If the person successfully completes the probation period, he would be discharged from probation and would never serve time in prison.

If it is believed that the person has violated a condition of probation, the State may file a motion to revoke community supervision. The court would then conduct a hearing to determine if the person in fact violated a condition of community supervision. If the court determines the person did violate a condition of probation, the court may revoke the community supervision and impose the original sentence.

The two most important points to remember about straight probation are: (1) the person avoids serving time in prison if he successfully completes the probation term; and (2) the person will have a final conviction on his record.

Stolen Valor Act – Unconstitutional…

In 2006, it became illegal in this country to lie about your military service.

The Stolen Valor Act made it a federal misdemeanor to falsely represent oneself as having received any U.S. military decoration or medal. If convicted, a person faced imprisonment in a federal prison for up to six months. If the decoration lied about was the Medal of Honor, imprisonment could have been up to one year.

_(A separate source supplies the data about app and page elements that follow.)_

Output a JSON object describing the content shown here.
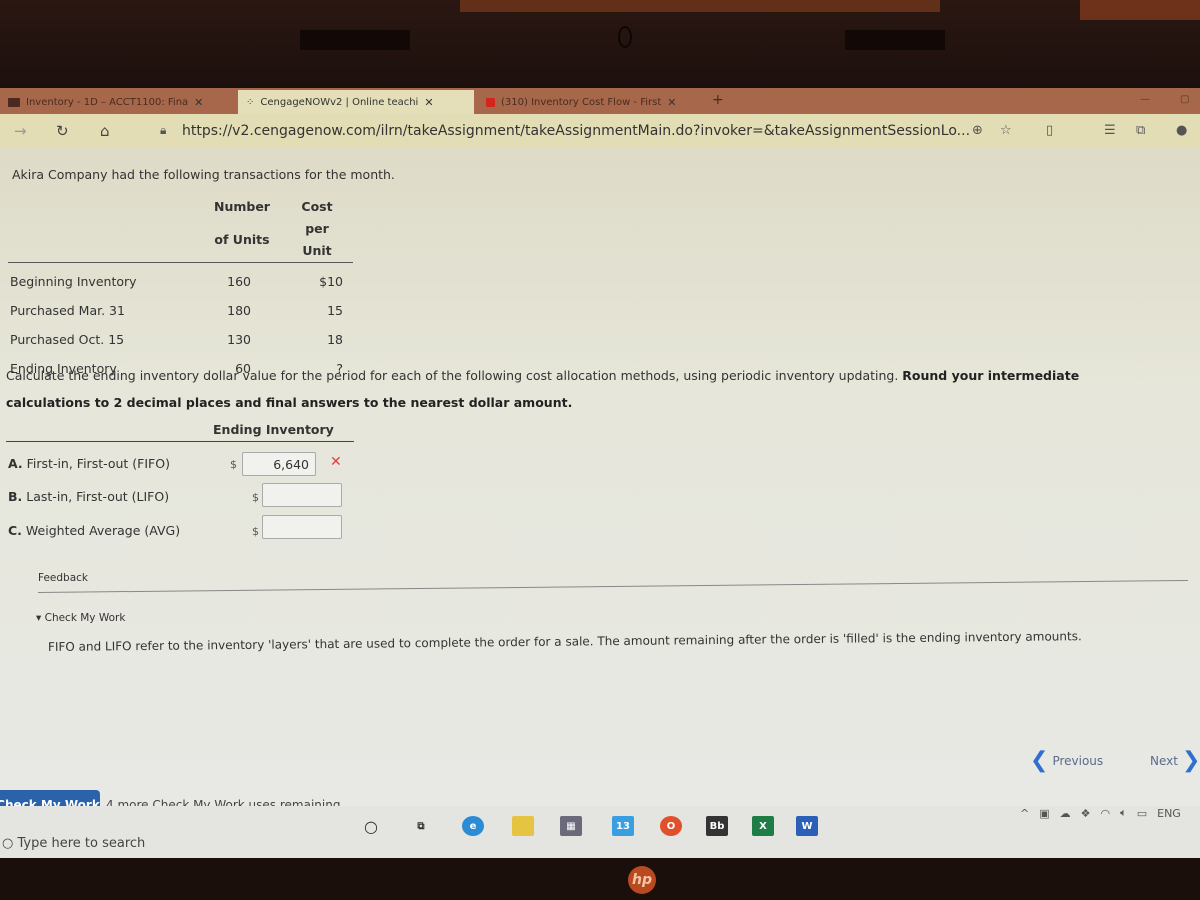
{
  "browser": {
    "tabs": [
      {
        "label": "Inventory - 1D – ACCT1100: Fina",
        "icon": "blackboard-icon",
        "active": false
      },
      {
        "label": "CengageNOWv2 | Online teachi",
        "icon": "loading-spinner-icon",
        "active": true
      },
      {
        "label": "(310) Inventory Cost Flow - First",
        "icon": "youtube-icon",
        "active": false
      }
    ],
    "close_glyph": "✕",
    "new_tab_glyph": "+",
    "url": "https://v2.cengagenow.com/ilrn/takeAssignment/takeAssignmentMain.do?invoker=&takeAssignmentSessionLo..."
  },
  "problem": {
    "intro": "Akira Company had the following transactions for the month.",
    "table": {
      "headers": {
        "units_line1": "Number",
        "units_line2": "of Units",
        "cost_line1": "Cost",
        "cost_line2": "per Unit"
      },
      "rows": [
        {
          "label": "Beginning Inventory",
          "units": "160",
          "cost": "$10"
        },
        {
          "label": "Purchased Mar. 31",
          "units": "180",
          "cost": "15"
        },
        {
          "label": "Purchased Oct. 15",
          "units": "130",
          "cost": "18"
        },
        {
          "label": "Ending Inventory",
          "units": "60",
          "cost": "?"
        }
      ]
    },
    "instruction_plain": "Calculate the ending inventory dollar value for the period for each of the following cost allocation methods, using periodic inventory updating.",
    "instruction_bold": "Round your intermediate calculations to 2 decimal places and final answers to the nearest dollar amount."
  },
  "answers": {
    "heading": "Ending Inventory",
    "currency": "$",
    "rows": [
      {
        "letter": "A.",
        "method": "First-in, First-out (FIFO)",
        "value": "6,640",
        "status": "incorrect",
        "status_glyph": "✕"
      },
      {
        "letter": "B.",
        "method": "Last-in, First-out (LIFO)",
        "value": "",
        "status": ""
      },
      {
        "letter": "C.",
        "method": "Weighted Average (AVG)",
        "value": "",
        "status": ""
      }
    ]
  },
  "feedback": {
    "label": "Feedback",
    "toggle": "▾ Check My Work",
    "text": "FIFO and LIFO refer to the inventory 'layers' that are used to complete the order for a sale. The amount remaining after the order is 'filled' is the ending inventory amounts."
  },
  "navigation": {
    "previous": "Previous",
    "next": "Next"
  },
  "footer": {
    "check_button": "Check My Work",
    "remaining": "4 more Check My Work uses remaining."
  },
  "taskbar": {
    "search_placeholder": "Type here to search",
    "mail_badge": "13",
    "tray_language": "ENG"
  },
  "colors": {
    "accent_blue": "#2a63a9",
    "error_red": "#e0413a"
  }
}
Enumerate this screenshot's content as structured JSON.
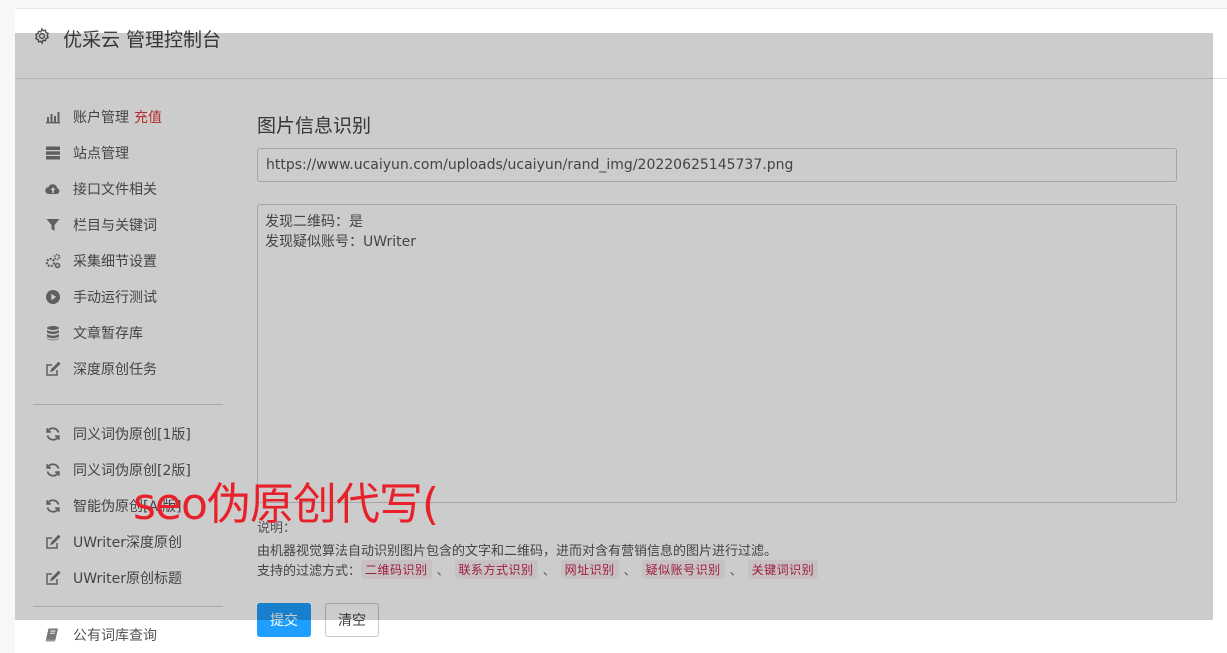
{
  "header": {
    "title": "优采云 管理控制台",
    "icon": "gear-icon"
  },
  "sidebar": {
    "items": [
      {
        "label": "账户管理",
        "badge": "充值",
        "icon": "bar-chart-icon"
      },
      {
        "label": "站点管理",
        "icon": "server-icon"
      },
      {
        "label": "接口文件相关",
        "icon": "cloud-upload-icon"
      },
      {
        "label": "栏目与关键词",
        "icon": "filter-icon"
      },
      {
        "label": "采集细节设置",
        "icon": "cogs-icon"
      },
      {
        "label": "手动运行测试",
        "icon": "play-circle-icon"
      },
      {
        "label": "文章暂存库",
        "icon": "database-icon"
      },
      {
        "label": "深度原创任务",
        "icon": "edit-icon"
      },
      {
        "label": "同义词伪原创[1版]",
        "icon": "refresh-icon"
      },
      {
        "label": "同义词伪原创[2版]",
        "icon": "refresh-icon"
      },
      {
        "label": "智能伪原创[AI版]",
        "icon": "refresh-icon"
      },
      {
        "label": "UWriter深度原创",
        "icon": "edit-icon"
      },
      {
        "label": "UWriter原创标题",
        "icon": "edit-icon"
      },
      {
        "label": "公有词库查询",
        "icon": "book-icon"
      }
    ]
  },
  "main": {
    "title": "图片信息识别",
    "url_value": "https://www.ucaiyun.com/uploads/ucaiyun/rand_img/20220625145737.png",
    "result_lines": [
      "发现二维码：是",
      "发现疑似账号：UWriter"
    ],
    "desc_label": "说明：",
    "desc_text": "由机器视觉算法自动识别图片包含的文字和二维码，进而对含有营销信息的图片进行过滤。",
    "filter_label": "支持的过滤方式：",
    "filter_tags": [
      "二维码识别",
      "联系方式识别",
      "网址识别",
      "疑似账号识别",
      "关键词识别"
    ],
    "filter_sep": "、",
    "submit_label": "提交",
    "clear_label": "清空"
  },
  "watermark": "seo伪原创代写(",
  "colors": {
    "accent": "#1e9fff",
    "recharge": "#e4393c",
    "tag_text": "#c7254e",
    "tag_bg": "#f9f2f4",
    "watermark": "#e8202a"
  }
}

This week, the United States Supreme Court, in United States v. Alvarez, ruled that the Stolen Valor Act was an unconstitutional abridgment of the freedom of speech under the First Amendment, striking down the law in a 6 to 3 decision.

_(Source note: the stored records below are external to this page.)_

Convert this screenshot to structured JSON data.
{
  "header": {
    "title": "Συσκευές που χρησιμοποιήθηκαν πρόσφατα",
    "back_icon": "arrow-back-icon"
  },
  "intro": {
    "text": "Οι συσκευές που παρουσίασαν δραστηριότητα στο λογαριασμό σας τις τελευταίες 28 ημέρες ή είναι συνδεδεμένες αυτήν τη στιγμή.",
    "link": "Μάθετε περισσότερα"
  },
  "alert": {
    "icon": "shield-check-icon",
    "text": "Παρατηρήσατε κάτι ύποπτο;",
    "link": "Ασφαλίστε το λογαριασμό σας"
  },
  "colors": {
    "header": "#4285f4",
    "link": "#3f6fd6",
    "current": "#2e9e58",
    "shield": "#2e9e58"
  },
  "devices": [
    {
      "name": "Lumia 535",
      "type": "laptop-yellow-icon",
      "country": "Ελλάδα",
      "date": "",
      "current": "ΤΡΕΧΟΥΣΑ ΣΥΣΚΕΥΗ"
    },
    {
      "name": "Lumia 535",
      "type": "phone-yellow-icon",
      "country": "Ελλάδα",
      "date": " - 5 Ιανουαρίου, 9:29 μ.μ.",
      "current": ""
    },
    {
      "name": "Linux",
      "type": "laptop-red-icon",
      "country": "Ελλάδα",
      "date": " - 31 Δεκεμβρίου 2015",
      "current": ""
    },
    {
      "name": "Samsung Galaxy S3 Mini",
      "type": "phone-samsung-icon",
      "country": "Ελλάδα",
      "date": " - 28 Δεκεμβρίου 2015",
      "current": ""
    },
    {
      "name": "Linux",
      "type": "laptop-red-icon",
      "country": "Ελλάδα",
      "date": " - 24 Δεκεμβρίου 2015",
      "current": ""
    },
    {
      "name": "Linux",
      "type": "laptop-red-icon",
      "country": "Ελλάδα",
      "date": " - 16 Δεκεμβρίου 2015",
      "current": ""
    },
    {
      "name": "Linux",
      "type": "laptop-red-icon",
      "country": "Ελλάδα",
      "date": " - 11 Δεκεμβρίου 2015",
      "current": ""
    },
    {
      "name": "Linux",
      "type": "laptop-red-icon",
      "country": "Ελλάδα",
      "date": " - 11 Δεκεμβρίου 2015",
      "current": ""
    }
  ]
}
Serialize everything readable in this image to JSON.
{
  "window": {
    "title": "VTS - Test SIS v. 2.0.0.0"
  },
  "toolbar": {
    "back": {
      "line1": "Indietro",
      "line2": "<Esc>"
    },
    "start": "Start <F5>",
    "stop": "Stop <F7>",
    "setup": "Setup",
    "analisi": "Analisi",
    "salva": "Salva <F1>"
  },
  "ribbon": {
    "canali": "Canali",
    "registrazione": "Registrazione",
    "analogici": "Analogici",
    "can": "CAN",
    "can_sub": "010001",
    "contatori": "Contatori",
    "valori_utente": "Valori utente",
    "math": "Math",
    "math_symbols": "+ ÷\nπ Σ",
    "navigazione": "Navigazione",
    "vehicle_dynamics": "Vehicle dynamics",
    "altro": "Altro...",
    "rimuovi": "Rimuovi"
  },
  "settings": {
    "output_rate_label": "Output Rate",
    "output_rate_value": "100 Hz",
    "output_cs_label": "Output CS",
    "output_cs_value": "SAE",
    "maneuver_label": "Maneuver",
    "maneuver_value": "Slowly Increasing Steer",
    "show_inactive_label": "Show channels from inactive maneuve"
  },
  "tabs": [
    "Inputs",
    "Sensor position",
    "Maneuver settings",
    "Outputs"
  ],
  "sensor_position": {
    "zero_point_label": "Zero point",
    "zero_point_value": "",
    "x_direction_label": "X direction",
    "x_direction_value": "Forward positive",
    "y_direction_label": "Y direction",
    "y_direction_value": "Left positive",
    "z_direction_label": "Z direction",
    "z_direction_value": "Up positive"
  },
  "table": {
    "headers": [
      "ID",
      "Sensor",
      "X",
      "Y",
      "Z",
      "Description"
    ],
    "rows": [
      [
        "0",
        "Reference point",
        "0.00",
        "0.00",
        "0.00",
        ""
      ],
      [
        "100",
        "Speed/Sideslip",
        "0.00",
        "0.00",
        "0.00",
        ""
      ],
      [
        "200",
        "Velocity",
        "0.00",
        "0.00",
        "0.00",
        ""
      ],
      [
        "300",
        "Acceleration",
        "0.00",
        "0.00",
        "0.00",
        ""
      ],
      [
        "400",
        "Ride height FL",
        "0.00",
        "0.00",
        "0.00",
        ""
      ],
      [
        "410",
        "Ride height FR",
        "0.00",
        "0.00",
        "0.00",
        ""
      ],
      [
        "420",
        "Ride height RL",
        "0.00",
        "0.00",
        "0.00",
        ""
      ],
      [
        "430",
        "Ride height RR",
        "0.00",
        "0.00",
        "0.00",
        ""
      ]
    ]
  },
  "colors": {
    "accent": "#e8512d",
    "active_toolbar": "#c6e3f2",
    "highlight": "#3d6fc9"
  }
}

Another stupid law bites the dust.

Consent to Search…

As I have noted in prior posts, the Fourth Amendment to the United States Constitution and Article 1, §9 of the Texas Constitution prohibit unreasonable searches and seizures by law enforcement officers. Hayes v. State, 475 S.W.2d 739, 741 (Tex.Crim.App. 1971); Kolb v. State, 532 S.W.2d 87, 89 (Tex.Crim. App. 1976).

However, the protections afforded by these constitutional guarantees may be waived.

One noted exception to the requirement of either a search warrant or probable cause is a search that is conducted pursuant to consent. Before the consent is deemed effective, the prosecution must prove by clear and convincing evidence that the consent was freely and voluntarily given. The burden to prove by clear and convincing evidence that consent was freely and voluntarily given requires the prosecution to show the consent given was positive and unequivocal and there must not be any duress or coercion, actual or implied. The question of whether consent was voluntary is a question of fact to be determined from the totality of all the circumstance surrounding the giving of the consent to search. See Meeks v. State, 692 S.W.2d 504, 508-509 (Tex.Crim.App. 1985, en banc); State v. Ibarra, 953 S.W.2d 242, 245 (Tex.Crim.App. 1997, en banc); and Carmouche v. State, 10 S.W.3d 323, 331 (Tex.Crim.App. 2000).

Traffic Stops – What Officers May Lawfully Do…

A law enforcement officer may lawfully stop a vehicle and conduct a brief investigation when he observes a traffic violation. Strauss v. Texas, 121 S.W.3d 486, 490 (Tex.App. – Amarillo 2003, pet. ref’d.). In general, the decision to stop a vehicle is reasonable when the officer has probable cause to believe that a traffic violation has occurred. Walter v. State, 28 S.W.3d 538, 542 (Tex.Crim.App. 2000).

During a routine traffic stop, the officer may require the driver to identify himself and produce a valid driver’s license and proof of liability insurance. Strauss at 491. The officer may direct the driver to step out of the vehicle, Estrada v. State, 30 S.W.3d 599, 603 (Tex.App. – Austin 2000, pet. ref’d.), detain the driver to check for outstanding warrants, Walter at 542, inquire about the registration of the vehicle, Sieffert V. Texas, 290 S.W.3d 478, 483 (Tex.App. – Amarillo 2009), and ask about the destination and the purpose of the trip. Haas v. State, 172 S.W.3d 42, 50 (Tex.App. – Waco 2005, pet. ref’d.).

The officer may also question any passenger in the vehicle. Duff v. State, 546 S.W.2d 283, 286 (Tex.Crim.App. 1977).

Once the purpose of the traffic stop has been completed, the officer may then ask the driver if he possesses any illegal contraband and may also ask for voluntary consent to search the vehicle. Strauss at 491. If consent to search is not given, the officer may no longer detain the vehicle or its occupants unless reasonable suspicion of some other criminal activity exists. Sieffert at 484.